Note: This entire article is tool agnostic. That is, it doesn’t matter if you use Sketch, Figma, Adobe XD, or Microsoft Paint, these tips will help you.
If you haven’t already, I highly recommend starting out with Part 1 of this guide, which establishes a proper foundation of design best practices and will ensure your journey begins on the right foot.
Part 2 of our series helps you dial in your productivity potential by teaching you how to make your tools work for you instead of against you.
5. Extend the capabilities of your design tool
There are millions of gifted users in the world, and lots of them have built utilities known as add-ons, plugins, or extensions for doing all kinds of new and wacky things beyond the base functionality of the tool.
Think of your design tool like a video camera. Here’s a fancy one that production teams in Hollywood like to use:
The body of a camera provides its core functionality: recording and storing footage. But most cameras come equipped with slots, plugs, threads, and clamps for adding all kinds of tools: lenses, monitors, microphones, etc:

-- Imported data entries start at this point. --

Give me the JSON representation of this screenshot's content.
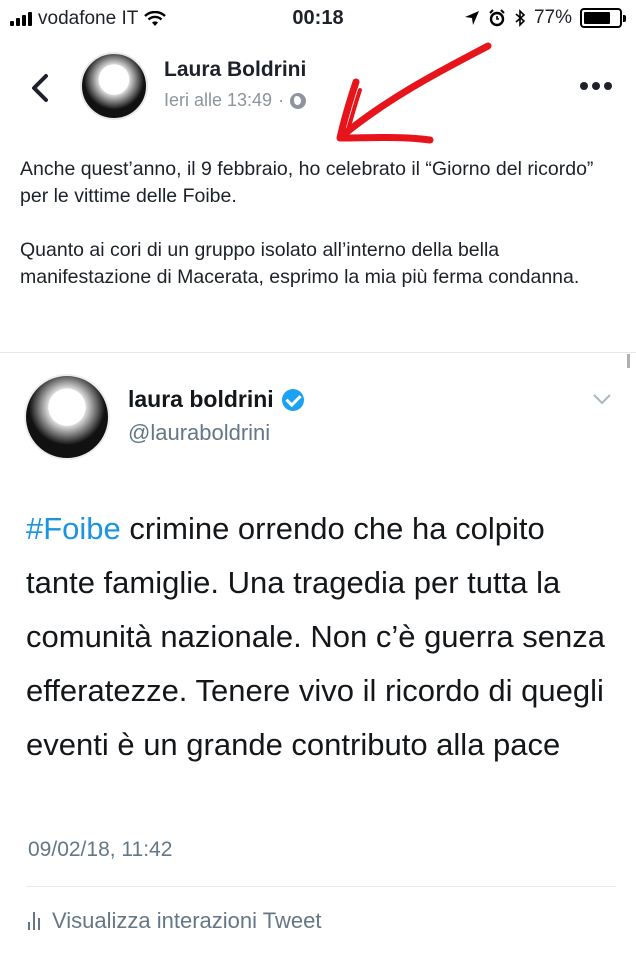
{
  "status_bar": {
    "carrier": "vodafone IT",
    "time": "00:18",
    "battery": "77%",
    "battery_level": 0.77
  },
  "post": {
    "author": "Laura Boldrini",
    "timestamp": "Ieri alle 13:49",
    "separator": "·",
    "paragraphs": [
      "Anche quest’anno, il 9 febbraio, ho celebrato il “Giorno del ricordo” per le vittime delle Foibe.",
      "Quanto ai cori di un gruppo isolato all’interno della bella manifestazione di Macerata, esprimo la mia più ferma condanna."
    ]
  },
  "tweet": {
    "name": "laura boldrini",
    "handle": "@lauraboldrini",
    "hashtag": "#Foibe",
    "text": " crimine orrendo che ha colpito tante famiglie. Una tragedia per tutta la comunità nazionale. Non c’è guerra senza efferatezze. Tenere vivo il ricordo di quegli eventi è un grande contributo alla pace",
    "date": "09/02/18, 11:42",
    "interactions_label": "Visualizza interazioni Tweet"
  },
  "colors": {
    "hashtag": "#1b95e0",
    "verified": "#1da1f2",
    "annotation_arrow": "#e8141c"
  }
}
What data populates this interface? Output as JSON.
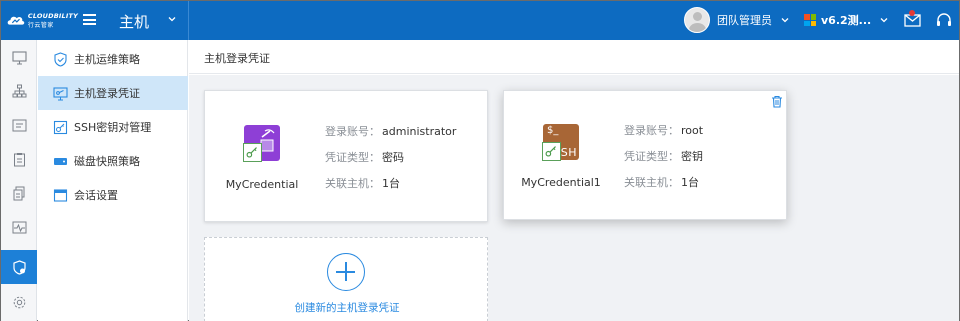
{
  "header": {
    "logo_en": "CLOUDBILITY",
    "logo_cn": "行云管家",
    "title": "主机",
    "user_name": "团队管理员",
    "version": "v6.2测..."
  },
  "rail": {
    "items": [
      {
        "icon": "monitor-icon"
      },
      {
        "icon": "org-chart-icon"
      },
      {
        "icon": "list-panel-icon"
      },
      {
        "icon": "clipboard-icon"
      },
      {
        "icon": "document-copy-icon"
      },
      {
        "icon": "activity-monitor-icon"
      },
      {
        "icon": "shield-settings-icon",
        "active": true
      },
      {
        "icon": "gear-icon"
      }
    ]
  },
  "subnav": {
    "items": [
      {
        "label": "主机运维策略",
        "icon": "shield-check-icon"
      },
      {
        "label": "主机登录凭证",
        "icon": "credential-monitor-icon",
        "active": true
      },
      {
        "label": "SSH密钥对管理",
        "icon": "ssh-key-icon"
      },
      {
        "label": "磁盘快照策略",
        "icon": "disk-icon"
      },
      {
        "label": "会话设置",
        "icon": "window-icon"
      }
    ]
  },
  "breadcrumb": "主机登录凭证",
  "credentials": [
    {
      "name": "MyCredential",
      "fields": [
        {
          "key": "登录账号：",
          "value": "administrator"
        },
        {
          "key": "凭证类型：",
          "value": "密码"
        },
        {
          "key": "关联主机：",
          "value": "1台"
        }
      ]
    },
    {
      "name": "MyCredential1",
      "icon_text": "SH",
      "icon_prompt": "$_",
      "fields": [
        {
          "key": "登录账号：",
          "value": "root"
        },
        {
          "key": "凭证类型：",
          "value": "密钥"
        },
        {
          "key": "关联主机：",
          "value": "1台"
        }
      ]
    }
  ],
  "create": {
    "label": "创建新的主机登录凭证"
  },
  "colors": {
    "topbar": "#0d6bc1",
    "accent": "#1d80d7",
    "subnav_active": "#cfe6f9",
    "password_icon": "#8e3fd6",
    "key_icon": "#a86636"
  }
}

These additional tools allow me to do things faster and better than I could with the base tool itself: Footage is sharper, audio sounds cleaner, and batteries last longer.